EXERCISE
Entries follow. Set all of them down as they stand.

[Component data from apps and pages]
────────────────────
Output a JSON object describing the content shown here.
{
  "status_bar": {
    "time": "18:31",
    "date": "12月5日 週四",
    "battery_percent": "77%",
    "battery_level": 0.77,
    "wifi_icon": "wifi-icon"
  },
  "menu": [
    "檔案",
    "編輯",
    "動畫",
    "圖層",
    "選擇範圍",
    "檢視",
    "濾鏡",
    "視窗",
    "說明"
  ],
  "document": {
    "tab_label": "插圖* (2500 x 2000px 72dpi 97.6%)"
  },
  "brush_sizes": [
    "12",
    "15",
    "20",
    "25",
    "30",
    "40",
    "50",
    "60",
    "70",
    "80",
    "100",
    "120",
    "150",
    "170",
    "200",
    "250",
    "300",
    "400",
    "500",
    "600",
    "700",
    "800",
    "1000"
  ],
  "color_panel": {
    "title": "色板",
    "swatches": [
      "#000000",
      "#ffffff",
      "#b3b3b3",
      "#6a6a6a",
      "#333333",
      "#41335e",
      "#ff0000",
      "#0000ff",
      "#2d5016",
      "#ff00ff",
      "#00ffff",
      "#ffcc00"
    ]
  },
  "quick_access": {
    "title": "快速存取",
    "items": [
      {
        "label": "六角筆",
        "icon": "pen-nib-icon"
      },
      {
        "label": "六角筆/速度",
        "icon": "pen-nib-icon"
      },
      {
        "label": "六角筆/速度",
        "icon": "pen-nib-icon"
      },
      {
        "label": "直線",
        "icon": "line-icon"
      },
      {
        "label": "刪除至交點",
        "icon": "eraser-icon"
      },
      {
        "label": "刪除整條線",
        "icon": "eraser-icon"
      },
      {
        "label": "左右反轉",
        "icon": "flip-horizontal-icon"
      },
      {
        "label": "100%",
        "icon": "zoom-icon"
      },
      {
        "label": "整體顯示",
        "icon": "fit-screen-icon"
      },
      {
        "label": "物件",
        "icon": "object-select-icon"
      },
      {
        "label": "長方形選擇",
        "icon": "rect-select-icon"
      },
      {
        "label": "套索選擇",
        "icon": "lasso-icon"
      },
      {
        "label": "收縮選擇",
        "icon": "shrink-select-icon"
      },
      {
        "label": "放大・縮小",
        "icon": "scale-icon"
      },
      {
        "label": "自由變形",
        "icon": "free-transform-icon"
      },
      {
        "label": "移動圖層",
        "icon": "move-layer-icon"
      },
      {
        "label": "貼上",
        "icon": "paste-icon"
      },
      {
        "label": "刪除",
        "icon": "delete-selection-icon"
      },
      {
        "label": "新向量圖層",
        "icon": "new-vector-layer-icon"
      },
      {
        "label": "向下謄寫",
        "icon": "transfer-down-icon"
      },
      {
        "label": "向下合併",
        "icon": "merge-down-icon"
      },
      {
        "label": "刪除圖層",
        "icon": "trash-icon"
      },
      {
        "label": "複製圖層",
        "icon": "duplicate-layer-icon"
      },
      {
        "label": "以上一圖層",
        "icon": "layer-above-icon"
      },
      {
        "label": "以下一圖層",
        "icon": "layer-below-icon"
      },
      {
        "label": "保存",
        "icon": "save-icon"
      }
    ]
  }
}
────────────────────
WRITTEN SOLUTION
Output a JSON object describing the content shown here.
{
  "status_bar": {
    "time": "18:31",
    "date": "12月5日 週四",
    "battery_percent": "77%",
    "battery_level": 0.77,
    "wifi_icon": "wifi-icon"
  },
  "menu": [
    "檔案",
    "編輯",
    "動畫",
    "圖層",
    "選擇範圍",
    "檢視",
    "濾鏡",
    "視窗",
    "說明"
  ],
  "document": {
    "tab_label": "插圖* (2500 x 2000px 72dpi 97.6%)"
  },
  "brush_sizes": [
    "12",
    "15",
    "20",
    "25",
    "30",
    "40",
    "50",
    "60",
    "70",
    "80",
    "100",
    "120",
    "150",
    "170",
    "200",
    "250",
    "300",
    "400",
    "500",
    "600",
    "700",
    "800",
    "1000"
  ],
  "color_panel": {
    "title": "色板",
    "swatches": [
      "#000000",
      "#ffffff",
      "#b3b3b3",
      "#6a6a6a",
      "#333333",
      "#41335e",
      "#ff0000",
      "#0000ff",
      "#2d5016",
      "#ff00ff",
      "#00ffff",
      "#ffcc00"
    ]
  },
  "quick_access": {
    "title": "快速存取",
    "items": [
      {
        "label": "六角筆",
        "icon": "pen-nib-icon"
      },
      {
        "label": "六角筆/速度",
        "icon": "pen-nib-icon"
      },
      {
        "label": "六角筆/速度",
        "icon": "pen-nib-icon"
      },
      {
        "label": "直線",
        "icon": "line-icon"
      },
      {
        "label": "刪除至交點",
        "icon": "eraser-icon"
      },
      {
        "label": "刪除整條線",
        "icon": "eraser-icon"
      },
      {
        "label": "左右反轉",
        "icon": "flip-horizontal-icon"
      },
      {
        "label": "100%",
        "icon": "zoom-icon"
      },
      {
        "label": "整體顯示",
        "icon": "fit-screen-icon"
      },
      {
        "label": "物件",
        "icon": "object-select-icon"
      },
      {
        "label": "長方形選擇",
        "icon": "rect-select-icon"
      },
      {
        "label": "套索選擇",
        "icon": "lasso-icon"
      },
      {
        "label": "收縮選擇",
        "icon": "shrink-select-icon"
      },
      {
        "label": "放大・縮小",
        "icon": "scale-icon"
      },
      {
        "label": "自由變形",
        "icon": "free-transform-icon"
      },
      {
        "label": "移動圖層",
        "icon": "move-layer-icon"
      },
      {
        "label": "貼上",
        "icon": "paste-icon"
      },
      {
        "label": "刪除",
        "icon": "delete-selection-icon"
      },
      {
        "label": "新向量圖層",
        "icon": "new-vector-layer-icon"
      },
      {
        "label": "向下謄寫",
        "icon": "transfer-down-icon"
      },
      {
        "label": "向下合併",
        "icon": "merge-down-icon"
      },
      {
        "label": "刪除圖層",
        "icon": "trash-icon"
      },
      {
        "label": "複製圖層",
        "icon": "duplicate-layer-icon"
      },
      {
        "label": "以上一圖層",
        "icon": "layer-above-icon"
      },
      {
        "label": "以下一圖層",
        "icon": "layer-below-icon"
      },
      {
        "label": "保存",
        "icon": "save-icon"
      }
    ]
  }
}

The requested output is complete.